"I was actually glad he got drafted by the Bulls," Jeff said before Saturday's game. "It was going to make him work, and it was going to give him an opportunity to stay in the league. I know a lot of guys got drafted by certain teams and they're out of the league now ... and they came in with me.
“So I was just happy to go to an organization where they have a lot of hard workers, and it's all about hard work -- and that's going to help him in the long run."
Jeff always knew that Marquis had professional-level talent; it's just that, for a while, Jeff thought Marquis' profession might be football. Once Marquis got more into basketball, Jeff offered advice but mostly wanted his younger brother to learn on his own.
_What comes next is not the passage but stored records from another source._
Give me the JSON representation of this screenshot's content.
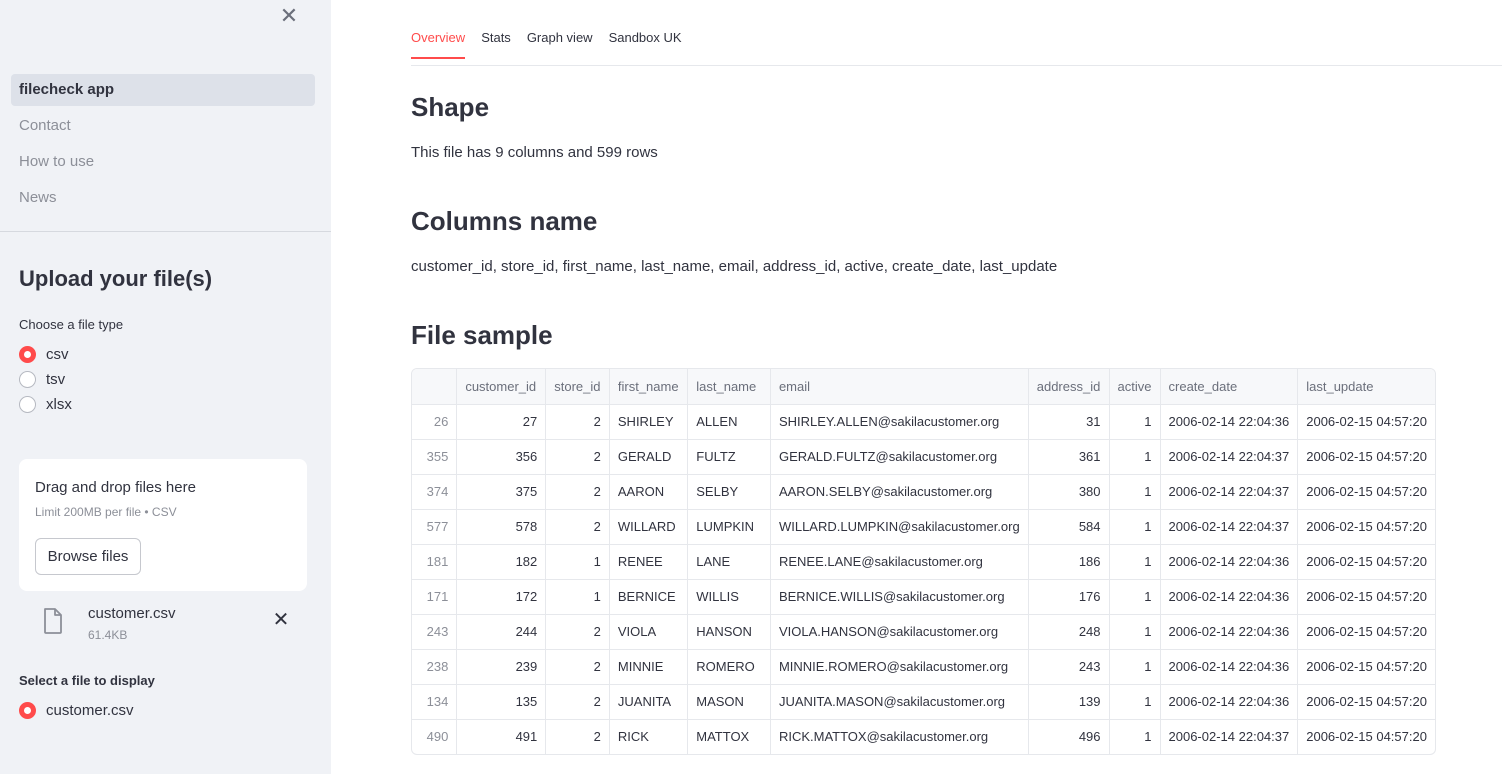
{
  "sidebar": {
    "nav": [
      "filecheck app",
      "Contact",
      "How to use",
      "News"
    ],
    "upload_title": "Upload your file(s)",
    "file_type_label": "Choose a file type",
    "file_types": [
      "csv",
      "tsv",
      "xlsx"
    ],
    "selected_file_type": "csv",
    "dropzone": {
      "title": "Drag and drop files here",
      "subtitle": "Limit 200MB per file • CSV",
      "browse_label": "Browse files"
    },
    "uploaded_file": {
      "name": "customer.csv",
      "size": "61.4KB"
    },
    "select_label": "Select a file to display",
    "select_option": "customer.csv"
  },
  "tabs": [
    "Overview",
    "Stats",
    "Graph view",
    "Sandbox UK"
  ],
  "active_tab": "Overview",
  "main": {
    "shape_heading": "Shape",
    "shape_text": "This file has 9 columns and 599 rows",
    "columns_heading": "Columns name",
    "columns_text": "customer_id, store_id, first_name, last_name, email, address_id, active, create_date, last_update",
    "sample_heading": "File sample"
  },
  "table": {
    "headers": [
      "",
      "customer_id",
      "store_id",
      "first_name",
      "last_name",
      "email",
      "address_id",
      "active",
      "create_date",
      "last_update"
    ],
    "rows": [
      [
        "26",
        "27",
        "2",
        "SHIRLEY",
        "ALLEN",
        "SHIRLEY.ALLEN@sakilacustomer.org",
        "31",
        "1",
        "2006-02-14 22:04:36",
        "2006-02-15 04:57:20"
      ],
      [
        "355",
        "356",
        "2",
        "GERALD",
        "FULTZ",
        "GERALD.FULTZ@sakilacustomer.org",
        "361",
        "1",
        "2006-02-14 22:04:37",
        "2006-02-15 04:57:20"
      ],
      [
        "374",
        "375",
        "2",
        "AARON",
        "SELBY",
        "AARON.SELBY@sakilacustomer.org",
        "380",
        "1",
        "2006-02-14 22:04:37",
        "2006-02-15 04:57:20"
      ],
      [
        "577",
        "578",
        "2",
        "WILLARD",
        "LUMPKIN",
        "WILLARD.LUMPKIN@sakilacustomer.org",
        "584",
        "1",
        "2006-02-14 22:04:37",
        "2006-02-15 04:57:20"
      ],
      [
        "181",
        "182",
        "1",
        "RENEE",
        "LANE",
        "RENEE.LANE@sakilacustomer.org",
        "186",
        "1",
        "2006-02-14 22:04:36",
        "2006-02-15 04:57:20"
      ],
      [
        "171",
        "172",
        "1",
        "BERNICE",
        "WILLIS",
        "BERNICE.WILLIS@sakilacustomer.org",
        "176",
        "1",
        "2006-02-14 22:04:36",
        "2006-02-15 04:57:20"
      ],
      [
        "243",
        "244",
        "2",
        "VIOLA",
        "HANSON",
        "VIOLA.HANSON@sakilacustomer.org",
        "248",
        "1",
        "2006-02-14 22:04:36",
        "2006-02-15 04:57:20"
      ],
      [
        "238",
        "239",
        "2",
        "MINNIE",
        "ROMERO",
        "MINNIE.ROMERO@sakilacustomer.org",
        "243",
        "1",
        "2006-02-14 22:04:36",
        "2006-02-15 04:57:20"
      ],
      [
        "134",
        "135",
        "2",
        "JUANITA",
        "MASON",
        "JUANITA.MASON@sakilacustomer.org",
        "139",
        "1",
        "2006-02-14 22:04:36",
        "2006-02-15 04:57:20"
      ],
      [
        "490",
        "491",
        "2",
        "RICK",
        "MATTOX",
        "RICK.MATTOX@sakilacustomer.org",
        "496",
        "1",
        "2006-02-14 22:04:37",
        "2006-02-15 04:57:20"
      ]
    ]
  },
  "colors": {
    "accent": "#ff4b4b",
    "sidebar_bg": "#f0f2f6",
    "text": "#31333f"
  }
}
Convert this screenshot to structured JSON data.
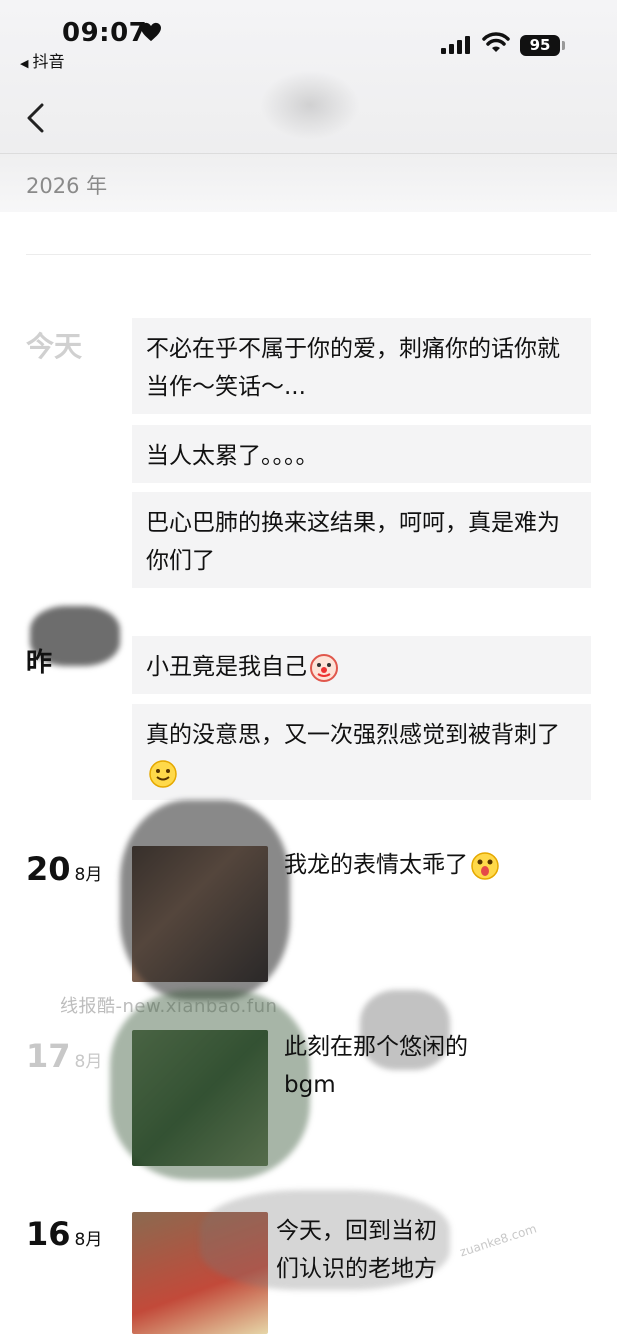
{
  "status_bar": {
    "time": "09:07",
    "back_app": "抖音",
    "battery": "95"
  },
  "header": {
    "year": "2026 年"
  },
  "timeline": {
    "today_label": "今天",
    "today_posts": [
      "不必在乎不属于你的爱，刺痛你的话你就当作～笑话～...",
      "当人太累了。。。。",
      "巴心巴肺的换来这结果，呵呵，真是难为你们了"
    ],
    "yesterday_label": "昨",
    "yesterday_posts": [
      "小丑竟是我自己",
      "真的没意思，又一次强烈感觉到被背刺了"
    ],
    "entry_20": {
      "day": "20",
      "month": "8月",
      "text": "我龙的表情太乖了"
    },
    "entry_17": {
      "day": "17",
      "month": "8月",
      "text_line1": "此刻在那个悠闲的",
      "text_line2": "bgm"
    },
    "entry_16": {
      "day": "16",
      "month": "8月",
      "text_line1": "今天，回到当初",
      "text_line2": "们认识的老地方"
    }
  },
  "watermark": "线报酷-new.xianbao.fun",
  "corner_watermark": "zuanke8.com"
}
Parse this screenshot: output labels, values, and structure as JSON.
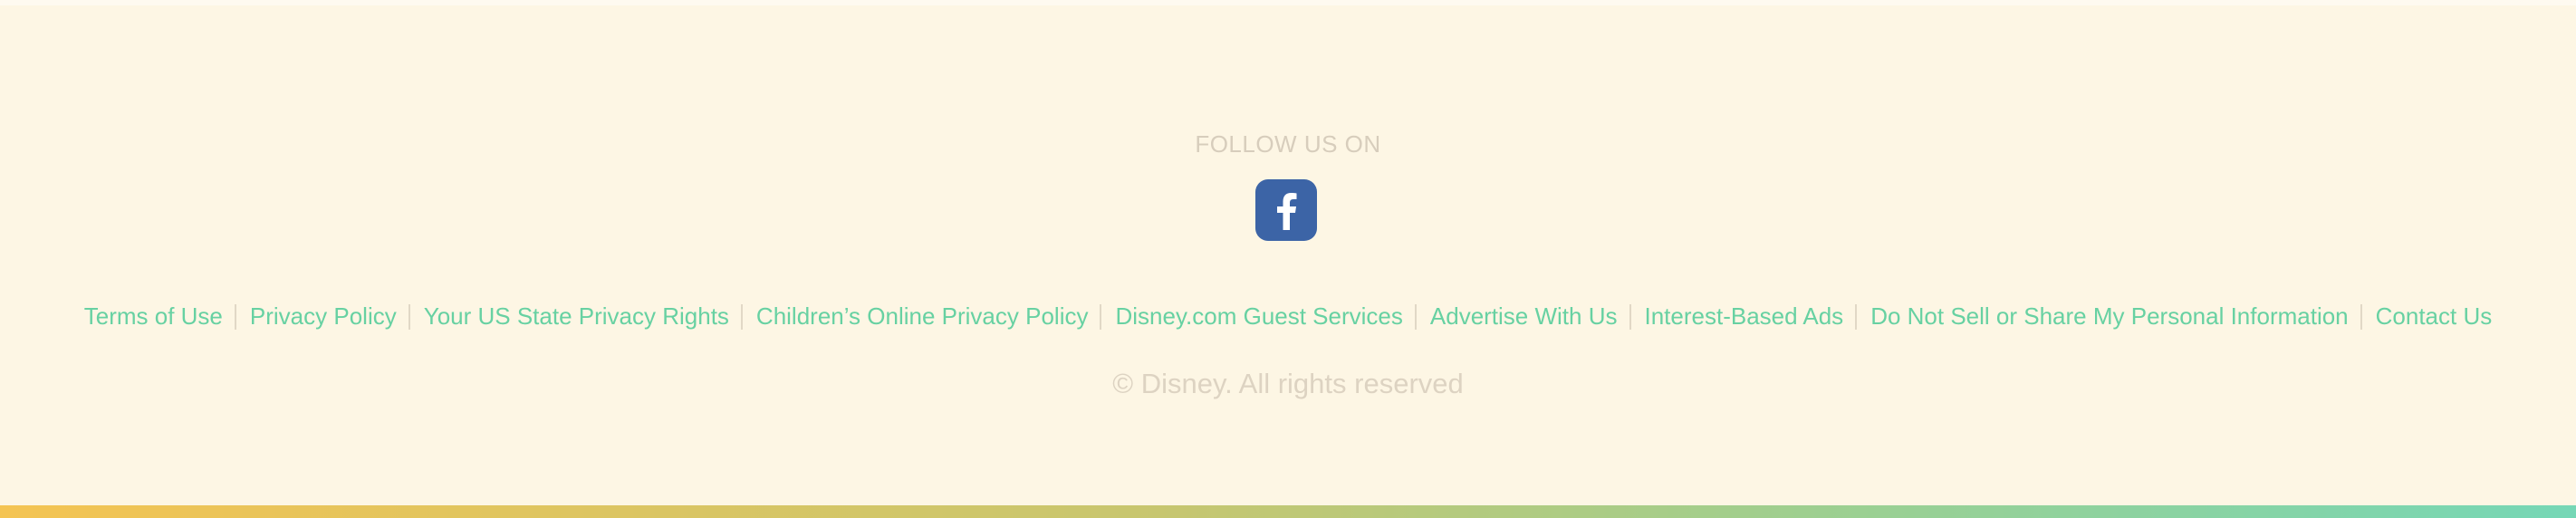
{
  "footer": {
    "follow_label": "FOLLOW US ON",
    "social": [
      {
        "name": "Facebook",
        "icon": "facebook-icon",
        "color": "#3c64a6"
      }
    ],
    "links": [
      "Terms of Use",
      "Privacy Policy",
      "Your US State Privacy Rights",
      "Children’s Online Privacy Policy",
      "Disney.com Guest Services",
      "Advertise With Us",
      "Interest-Based Ads",
      "Do Not Sell or Share My Personal Information",
      "Contact Us"
    ],
    "copyright": "© Disney. All rights reserved"
  },
  "colors": {
    "background": "#fdf6e4",
    "link": "#67d1a2",
    "muted_text": "#d7cdbc",
    "gradient_start": "#f4c453",
    "gradient_end": "#75d7b6"
  }
}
"He was really good at football," Jeff said. "I was never really a big football player, so me and him was going different ways. I was always at his games and seeing him play and things like that. But when he started playing basketball, I just wanted him to learn.
“Like my dad taught me and my older brother taught me, just go out there and go to battle yourself. When he asked me some questions, I answered them for him, but other than that, I just let him do [things]."
Once Marquis hit the basketball floor, Jeff knew it was only a matter of time before his younger brother jumped to the next level. He knew early on that Marquis, who he says is more emotional on the court, was good enough to play in the league.
"I went to a game, and he had like three dunks in a row with two hands -- in eighth grade," Jeff said. "I'm like, man, I couldn't even dunk when I was a freshman, so it's exciting to see him do that."
The siblings have kept in touch throughout the season, and Jeff can see the similarities between the start of his career and the start of his brother’s NBA experience.
"We didn't get to play much," Jeff said. "I just told him to stay focused and work hard and let them know that you want to be there and that you're always going to be ready, and he's been doing pretty good so far. Just always stay ready; you never know what's going to happen.
“When you get an opportunity, just always take full advantage of it. When he gets on the floor, I think he's played pretty well."
Thibodeau agreed that Marquis has performed solidly, but the veteran head coach doesn't believe the brothers have the same kind of game.
"It's hard to make comparisons in the league. The speed and quickness are similar. I think the fact that they both grew up around basketball -- their dad's a coach, a very good college player, I think," Thibodeau said. "But they're different. They're different players.
“Jeff has established himself as one of the bright young guards in the league. Each year he's gotten better. He's shooting the ball a lot better now. He can crack you off the dribble if your body position's not right. He can really hurt you, and he's got a lot of toughness to him."
Having said all that, Thibodeau likes the way Marquis has progressed and knows the brothers have some things in common.
"Marquis has shown a lot for a 19-year-old kid," Thibodeau said. "I like the way he's working. He's improving. In that sense, they are similar in that they have the right traits to improve."